-- Prompt --
Write out every entry exactly as it appears.

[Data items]
*-*-*

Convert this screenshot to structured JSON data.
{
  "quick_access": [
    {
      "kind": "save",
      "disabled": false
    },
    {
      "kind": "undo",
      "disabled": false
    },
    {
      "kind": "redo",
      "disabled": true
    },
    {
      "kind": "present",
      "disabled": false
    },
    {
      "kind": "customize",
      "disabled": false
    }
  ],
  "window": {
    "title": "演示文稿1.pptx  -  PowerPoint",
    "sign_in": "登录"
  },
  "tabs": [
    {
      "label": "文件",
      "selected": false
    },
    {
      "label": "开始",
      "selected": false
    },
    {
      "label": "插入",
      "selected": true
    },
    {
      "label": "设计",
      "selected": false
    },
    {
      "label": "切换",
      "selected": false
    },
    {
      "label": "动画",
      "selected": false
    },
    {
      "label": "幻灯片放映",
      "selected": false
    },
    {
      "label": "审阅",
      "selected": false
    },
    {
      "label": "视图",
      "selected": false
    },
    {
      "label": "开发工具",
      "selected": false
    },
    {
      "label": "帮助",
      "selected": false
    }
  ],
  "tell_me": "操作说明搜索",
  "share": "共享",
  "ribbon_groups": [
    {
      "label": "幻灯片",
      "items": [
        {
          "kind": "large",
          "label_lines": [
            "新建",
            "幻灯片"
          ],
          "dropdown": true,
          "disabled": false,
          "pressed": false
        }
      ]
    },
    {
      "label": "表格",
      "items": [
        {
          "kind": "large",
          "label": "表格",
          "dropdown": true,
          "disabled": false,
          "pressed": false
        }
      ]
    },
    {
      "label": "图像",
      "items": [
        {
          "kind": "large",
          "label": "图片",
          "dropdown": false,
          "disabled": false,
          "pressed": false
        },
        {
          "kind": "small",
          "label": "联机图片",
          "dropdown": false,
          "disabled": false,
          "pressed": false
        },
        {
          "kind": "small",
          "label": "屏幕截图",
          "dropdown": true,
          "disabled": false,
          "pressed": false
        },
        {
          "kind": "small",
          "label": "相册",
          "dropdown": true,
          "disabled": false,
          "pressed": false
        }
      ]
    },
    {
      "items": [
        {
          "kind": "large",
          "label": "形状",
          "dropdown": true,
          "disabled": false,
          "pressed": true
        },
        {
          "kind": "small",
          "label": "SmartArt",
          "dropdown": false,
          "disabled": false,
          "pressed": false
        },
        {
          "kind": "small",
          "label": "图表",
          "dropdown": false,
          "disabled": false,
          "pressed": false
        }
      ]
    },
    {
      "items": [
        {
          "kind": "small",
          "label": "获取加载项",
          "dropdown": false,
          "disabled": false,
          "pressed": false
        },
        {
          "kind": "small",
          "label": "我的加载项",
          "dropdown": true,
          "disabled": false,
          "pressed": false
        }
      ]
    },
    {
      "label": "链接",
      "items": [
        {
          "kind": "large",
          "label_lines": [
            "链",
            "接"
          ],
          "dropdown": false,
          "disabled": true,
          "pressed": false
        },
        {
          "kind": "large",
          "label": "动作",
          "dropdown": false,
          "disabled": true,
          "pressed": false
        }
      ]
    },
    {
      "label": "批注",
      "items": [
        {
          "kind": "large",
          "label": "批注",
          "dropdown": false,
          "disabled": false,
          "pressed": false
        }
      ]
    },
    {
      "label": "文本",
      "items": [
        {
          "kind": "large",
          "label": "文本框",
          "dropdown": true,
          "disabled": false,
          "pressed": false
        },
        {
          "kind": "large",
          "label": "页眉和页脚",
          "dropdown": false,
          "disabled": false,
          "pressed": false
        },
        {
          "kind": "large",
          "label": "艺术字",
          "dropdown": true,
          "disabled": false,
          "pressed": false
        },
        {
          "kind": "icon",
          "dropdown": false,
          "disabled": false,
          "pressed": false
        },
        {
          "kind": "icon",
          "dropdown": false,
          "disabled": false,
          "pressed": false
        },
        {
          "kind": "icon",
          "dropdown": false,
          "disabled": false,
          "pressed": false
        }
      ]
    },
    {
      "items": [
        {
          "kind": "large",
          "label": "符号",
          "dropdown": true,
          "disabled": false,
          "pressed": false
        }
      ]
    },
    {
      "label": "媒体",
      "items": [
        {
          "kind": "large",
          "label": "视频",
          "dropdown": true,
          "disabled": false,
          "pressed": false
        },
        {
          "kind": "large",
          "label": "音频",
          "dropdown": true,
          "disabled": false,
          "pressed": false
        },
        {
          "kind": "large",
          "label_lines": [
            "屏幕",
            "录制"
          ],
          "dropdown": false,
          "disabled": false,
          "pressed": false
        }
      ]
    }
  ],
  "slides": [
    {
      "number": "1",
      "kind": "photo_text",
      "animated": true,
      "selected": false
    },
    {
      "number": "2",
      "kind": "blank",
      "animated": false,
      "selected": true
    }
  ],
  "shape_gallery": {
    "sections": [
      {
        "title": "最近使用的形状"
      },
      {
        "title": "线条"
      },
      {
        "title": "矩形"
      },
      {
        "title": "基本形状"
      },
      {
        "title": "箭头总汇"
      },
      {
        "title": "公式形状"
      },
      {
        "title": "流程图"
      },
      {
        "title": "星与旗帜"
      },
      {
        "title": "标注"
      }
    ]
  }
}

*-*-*

-- Solution for this problem --
Convert this screenshot to structured JSON data.
{
  "quick_access": [
    {
      "kind": "save",
      "disabled": false
    },
    {
      "kind": "undo",
      "disabled": false
    },
    {
      "kind": "redo",
      "disabled": true
    },
    {
      "kind": "present",
      "disabled": false
    },
    {
      "kind": "customize",
      "disabled": false
    }
  ],
  "window": {
    "title": "演示文稿1.pptx  -  PowerPoint",
    "sign_in": "登录"
  },
  "tabs": [
    {
      "label": "文件",
      "selected": false
    },
    {
      "label": "开始",
      "selected": false
    },
    {
      "label": "插入",
      "selected": true
    },
    {
      "label": "设计",
      "selected": false
    },
    {
      "label": "切换",
      "selected": false
    },
    {
      "label": "动画",
      "selected": false
    },
    {
      "label": "幻灯片放映",
      "selected": false
    },
    {
      "label": "审阅",
      "selected": false
    },
    {
      "label": "视图",
      "selected": false
    },
    {
      "label": "开发工具",
      "selected": false
    },
    {
      "label": "帮助",
      "selected": false
    }
  ],
  "tell_me": "操作说明搜索",
  "share": "共享",
  "ribbon_groups": [
    {
      "label": "幻灯片",
      "items": [
        {
          "kind": "large",
          "label_lines": [
            "新建",
            "幻灯片"
          ],
          "dropdown": true,
          "disabled": false,
          "pressed": false
        }
      ]
    },
    {
      "label": "表格",
      "items": [
        {
          "kind": "large",
          "label": "表格",
          "dropdown": true,
          "disabled": false,
          "pressed": false
        }
      ]
    },
    {
      "label": "图像",
      "items": [
        {
          "kind": "large",
          "label": "图片",
          "dropdown": false,
          "disabled": false,
          "pressed": false
        },
        {
          "kind": "small",
          "label": "联机图片",
          "dropdown": false,
          "disabled": false,
          "pressed": false
        },
        {
          "kind": "small",
          "label": "屏幕截图",
          "dropdown": true,
          "disabled": false,
          "pressed": false
        },
        {
          "kind": "small",
          "label": "相册",
          "dropdown": true,
          "disabled": false,
          "pressed": false
        }
      ]
    },
    {
      "items": [
        {
          "kind": "large",
          "label": "形状",
          "dropdown": true,
          "disabled": false,
          "pressed": true
        },
        {
          "kind": "small",
          "label": "SmartArt",
          "dropdown": false,
          "disabled": false,
          "pressed": false
        },
        {
          "kind": "small",
          "label": "图表",
          "dropdown": false,
          "disabled": false,
          "pressed": false
        }
      ]
    },
    {
      "items": [
        {
          "kind": "small",
          "label": "获取加载项",
          "dropdown": false,
          "disabled": false,
          "pressed": false
        },
        {
          "kind": "small",
          "label": "我的加载项",
          "dropdown": true,
          "disabled": false,
          "pressed": false
        }
      ]
    },
    {
      "label": "链接",
      "items": [
        {
          "kind": "large",
          "label_lines": [
            "链",
            "接"
          ],
          "dropdown": false,
          "disabled": true,
          "pressed": false
        },
        {
          "kind": "large",
          "label": "动作",
          "dropdown": false,
          "disabled": true,
          "pressed": false
        }
      ]
    },
    {
      "label": "批注",
      "items": [
        {
          "kind": "large",
          "label": "批注",
          "dropdown": false,
          "disabled": false,
          "pressed": false
        }
      ]
    },
    {
      "label": "文本",
      "items": [
        {
          "kind": "large",
          "label": "文本框",
          "dropdown": true,
          "disabled": false,
          "pressed": false
        },
        {
          "kind": "large",
          "label": "页眉和页脚",
          "dropdown": false,
          "disabled": false,
          "pressed": false
        },
        {
          "kind": "large",
          "label": "艺术字",
          "dropdown": true,
          "disabled": false,
          "pressed": false
        },
        {
          "kind": "icon",
          "dropdown": false,
          "disabled": false,
          "pressed": false
        },
        {
          "kind": "icon",
          "dropdown": false,
          "disabled": false,
          "pressed": false
        },
        {
          "kind": "icon",
          "dropdown": false,
          "disabled": false,
          "pressed": false
        }
      ]
    },
    {
      "items": [
        {
          "kind": "large",
          "label": "符号",
          "dropdown": true,
          "disabled": false,
          "pressed": false
        }
      ]
    },
    {
      "label": "媒体",
      "items": [
        {
          "kind": "large",
          "label": "视频",
          "dropdown": true,
          "disabled": false,
          "pressed": false
        },
        {
          "kind": "large",
          "label": "音频",
          "dropdown": true,
          "disabled": false,
          "pressed": false
        },
        {
          "kind": "large",
          "label_lines": [
            "屏幕",
            "录制"
          ],
          "dropdown": false,
          "disabled": false,
          "pressed": false
        }
      ]
    }
  ],
  "slides": [
    {
      "number": "1",
      "kind": "photo_text",
      "animated": true,
      "selected": false
    },
    {
      "number": "2",
      "kind": "blank",
      "animated": false,
      "selected": true
    }
  ],
  "shape_gallery": {
    "sections": [
      {
        "title": "最近使用的形状"
      },
      {
        "title": "线条"
      },
      {
        "title": "矩形"
      },
      {
        "title": "基本形状"
      },
      {
        "title": "箭头总汇"
      },
      {
        "title": "公式形状"
      },
      {
        "title": "流程图"
      },
      {
        "title": "星与旗帜"
      },
      {
        "title": "标注"
      }
    ]
  }
}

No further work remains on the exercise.